So there you are with your spiffy new Macbook Air, and you want to move your copy of Mac Office 2011 from your old machine. But you can't find the activation key. Oops. Too bad. But that's the price we pay to stop Microsoft and other software companies from losing $59 billion a year to piracy.
Or maybe your son got a nasty letter from a lawyer because he's been downloading too much music and videos from that Russian pirate site. That's tough on the kid, but hey, don't you know that the piracy of intellectual property could cost the world economy some $48 billion and 19 million jobs in America alone?
Mark Twain said it very well: "There are liars, damned liars, and statisticians." But that was in the 19th century. If the great writer were alive today and watched the debate over SOPA and PIPA -- acronyms for the Stop Online Piracy Act and the Protect Intellectual Property Act that sound like the names of twins in a Japanese animé feature -- he might say, "There are liars, damned liars, and the antipiracy police."

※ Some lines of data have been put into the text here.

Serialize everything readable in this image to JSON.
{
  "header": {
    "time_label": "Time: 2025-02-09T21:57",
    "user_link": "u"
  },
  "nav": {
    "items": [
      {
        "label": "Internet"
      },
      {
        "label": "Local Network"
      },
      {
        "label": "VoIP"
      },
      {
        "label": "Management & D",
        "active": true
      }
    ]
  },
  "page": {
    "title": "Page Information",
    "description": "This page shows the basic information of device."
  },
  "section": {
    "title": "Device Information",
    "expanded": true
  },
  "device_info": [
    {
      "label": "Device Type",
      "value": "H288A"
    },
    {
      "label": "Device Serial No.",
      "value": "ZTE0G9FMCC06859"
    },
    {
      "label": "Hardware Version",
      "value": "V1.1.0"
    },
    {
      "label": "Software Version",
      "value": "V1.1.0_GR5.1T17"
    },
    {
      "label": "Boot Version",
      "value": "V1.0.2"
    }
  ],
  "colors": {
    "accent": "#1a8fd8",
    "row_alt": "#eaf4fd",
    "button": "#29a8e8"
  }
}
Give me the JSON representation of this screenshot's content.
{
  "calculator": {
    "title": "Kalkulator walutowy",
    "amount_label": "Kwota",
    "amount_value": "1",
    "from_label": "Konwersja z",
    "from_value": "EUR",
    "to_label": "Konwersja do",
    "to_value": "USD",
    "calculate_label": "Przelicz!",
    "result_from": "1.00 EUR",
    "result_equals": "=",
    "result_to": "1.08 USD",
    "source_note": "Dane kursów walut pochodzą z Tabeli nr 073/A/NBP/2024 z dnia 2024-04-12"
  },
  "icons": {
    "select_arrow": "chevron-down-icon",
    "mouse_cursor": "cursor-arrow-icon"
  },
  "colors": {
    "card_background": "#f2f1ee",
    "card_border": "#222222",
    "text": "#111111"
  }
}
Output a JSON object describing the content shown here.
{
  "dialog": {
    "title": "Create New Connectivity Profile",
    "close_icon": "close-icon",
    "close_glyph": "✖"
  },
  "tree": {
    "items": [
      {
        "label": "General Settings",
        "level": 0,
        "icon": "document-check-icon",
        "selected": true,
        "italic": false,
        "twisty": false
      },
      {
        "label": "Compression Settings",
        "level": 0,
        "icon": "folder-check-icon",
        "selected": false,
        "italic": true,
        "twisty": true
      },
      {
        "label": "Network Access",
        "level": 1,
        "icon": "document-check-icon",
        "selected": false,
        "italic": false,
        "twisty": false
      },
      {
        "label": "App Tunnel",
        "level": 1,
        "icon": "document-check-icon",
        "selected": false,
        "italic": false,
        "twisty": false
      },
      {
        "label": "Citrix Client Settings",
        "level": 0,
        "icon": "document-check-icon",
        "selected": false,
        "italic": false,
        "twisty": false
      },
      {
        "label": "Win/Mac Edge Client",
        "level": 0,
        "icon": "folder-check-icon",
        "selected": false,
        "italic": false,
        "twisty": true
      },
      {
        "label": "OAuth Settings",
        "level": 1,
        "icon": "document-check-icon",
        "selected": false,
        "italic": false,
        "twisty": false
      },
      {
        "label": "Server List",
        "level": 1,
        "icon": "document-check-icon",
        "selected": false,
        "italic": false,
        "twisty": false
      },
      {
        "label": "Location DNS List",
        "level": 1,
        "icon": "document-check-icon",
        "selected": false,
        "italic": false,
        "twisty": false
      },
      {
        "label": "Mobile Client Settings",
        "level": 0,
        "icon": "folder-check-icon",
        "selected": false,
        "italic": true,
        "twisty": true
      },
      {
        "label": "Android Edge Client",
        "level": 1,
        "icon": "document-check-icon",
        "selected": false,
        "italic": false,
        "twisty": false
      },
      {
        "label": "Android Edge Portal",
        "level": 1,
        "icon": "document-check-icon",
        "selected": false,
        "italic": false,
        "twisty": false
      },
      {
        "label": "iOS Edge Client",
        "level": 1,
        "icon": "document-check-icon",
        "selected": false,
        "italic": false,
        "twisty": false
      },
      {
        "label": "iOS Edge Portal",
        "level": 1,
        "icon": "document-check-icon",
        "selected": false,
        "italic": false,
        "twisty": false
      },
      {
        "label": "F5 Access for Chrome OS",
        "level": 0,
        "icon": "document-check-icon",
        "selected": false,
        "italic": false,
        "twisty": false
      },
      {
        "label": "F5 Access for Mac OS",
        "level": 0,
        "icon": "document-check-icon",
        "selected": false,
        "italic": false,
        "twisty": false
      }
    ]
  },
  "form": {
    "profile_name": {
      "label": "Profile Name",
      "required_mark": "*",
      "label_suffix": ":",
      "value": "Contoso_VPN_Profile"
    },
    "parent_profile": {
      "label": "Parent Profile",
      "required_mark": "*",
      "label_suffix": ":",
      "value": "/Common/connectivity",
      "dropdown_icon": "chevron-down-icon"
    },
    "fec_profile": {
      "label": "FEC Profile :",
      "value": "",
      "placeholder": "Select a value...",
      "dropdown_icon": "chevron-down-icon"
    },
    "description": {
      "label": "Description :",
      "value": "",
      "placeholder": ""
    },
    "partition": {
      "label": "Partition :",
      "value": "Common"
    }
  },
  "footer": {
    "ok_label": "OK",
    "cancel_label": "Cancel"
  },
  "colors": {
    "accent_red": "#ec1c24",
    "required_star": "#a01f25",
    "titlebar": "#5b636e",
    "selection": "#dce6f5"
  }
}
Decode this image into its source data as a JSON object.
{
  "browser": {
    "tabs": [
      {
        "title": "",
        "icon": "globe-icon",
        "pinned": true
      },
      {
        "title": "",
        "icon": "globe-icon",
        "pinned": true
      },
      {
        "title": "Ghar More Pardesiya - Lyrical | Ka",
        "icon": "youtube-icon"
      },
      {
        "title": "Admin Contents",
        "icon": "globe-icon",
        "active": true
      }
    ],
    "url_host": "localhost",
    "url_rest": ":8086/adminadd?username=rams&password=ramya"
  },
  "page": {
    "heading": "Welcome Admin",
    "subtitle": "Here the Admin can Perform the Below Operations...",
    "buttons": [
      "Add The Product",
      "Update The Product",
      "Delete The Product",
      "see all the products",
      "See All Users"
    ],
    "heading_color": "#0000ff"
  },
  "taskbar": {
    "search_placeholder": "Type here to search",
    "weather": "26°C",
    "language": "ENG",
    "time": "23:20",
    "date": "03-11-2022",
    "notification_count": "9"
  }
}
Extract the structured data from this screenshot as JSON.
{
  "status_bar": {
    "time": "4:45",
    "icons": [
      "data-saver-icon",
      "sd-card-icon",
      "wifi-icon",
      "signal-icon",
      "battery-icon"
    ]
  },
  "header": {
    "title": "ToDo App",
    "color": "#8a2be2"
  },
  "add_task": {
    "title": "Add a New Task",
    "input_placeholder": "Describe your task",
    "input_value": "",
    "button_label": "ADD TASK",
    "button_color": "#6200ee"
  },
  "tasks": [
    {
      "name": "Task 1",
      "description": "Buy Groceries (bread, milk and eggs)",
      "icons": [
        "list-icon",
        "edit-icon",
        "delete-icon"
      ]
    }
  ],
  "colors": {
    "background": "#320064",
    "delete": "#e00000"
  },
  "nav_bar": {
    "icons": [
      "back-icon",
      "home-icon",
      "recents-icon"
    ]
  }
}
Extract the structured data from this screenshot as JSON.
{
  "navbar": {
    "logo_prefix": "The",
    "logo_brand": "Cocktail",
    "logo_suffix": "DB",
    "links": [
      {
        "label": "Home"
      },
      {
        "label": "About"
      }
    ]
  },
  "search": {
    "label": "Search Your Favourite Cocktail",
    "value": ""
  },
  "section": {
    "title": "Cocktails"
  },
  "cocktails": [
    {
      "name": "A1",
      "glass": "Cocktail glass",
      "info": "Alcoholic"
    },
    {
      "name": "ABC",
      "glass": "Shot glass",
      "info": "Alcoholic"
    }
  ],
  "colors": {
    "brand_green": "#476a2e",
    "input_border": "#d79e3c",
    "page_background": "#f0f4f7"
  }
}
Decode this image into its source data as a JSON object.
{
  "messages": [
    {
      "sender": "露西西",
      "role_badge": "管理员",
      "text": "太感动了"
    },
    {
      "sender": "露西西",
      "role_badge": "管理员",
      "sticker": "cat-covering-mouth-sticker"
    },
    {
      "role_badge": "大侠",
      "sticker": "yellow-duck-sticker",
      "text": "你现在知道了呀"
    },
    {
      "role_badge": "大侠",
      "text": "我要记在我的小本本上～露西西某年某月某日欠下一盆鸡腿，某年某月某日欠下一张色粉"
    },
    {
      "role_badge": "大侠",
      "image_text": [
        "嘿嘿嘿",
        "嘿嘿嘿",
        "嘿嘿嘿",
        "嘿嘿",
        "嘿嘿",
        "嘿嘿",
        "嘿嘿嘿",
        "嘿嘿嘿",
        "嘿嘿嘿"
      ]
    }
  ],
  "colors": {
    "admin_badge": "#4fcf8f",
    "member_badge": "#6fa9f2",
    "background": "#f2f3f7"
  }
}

Nearly every tech writer I read regularly opposed SOPA and PIPA for good reason. But most of them (and me too) were always careful to add an obligatory sentence or two deploring the loss of jobs and money to piracy of music, video, and software. Fair enough, but how many of us took the time to think critically about the numbers behind the antipiracy campaign? Almost none. Think about the numbers that were routinely tossed around during the debate: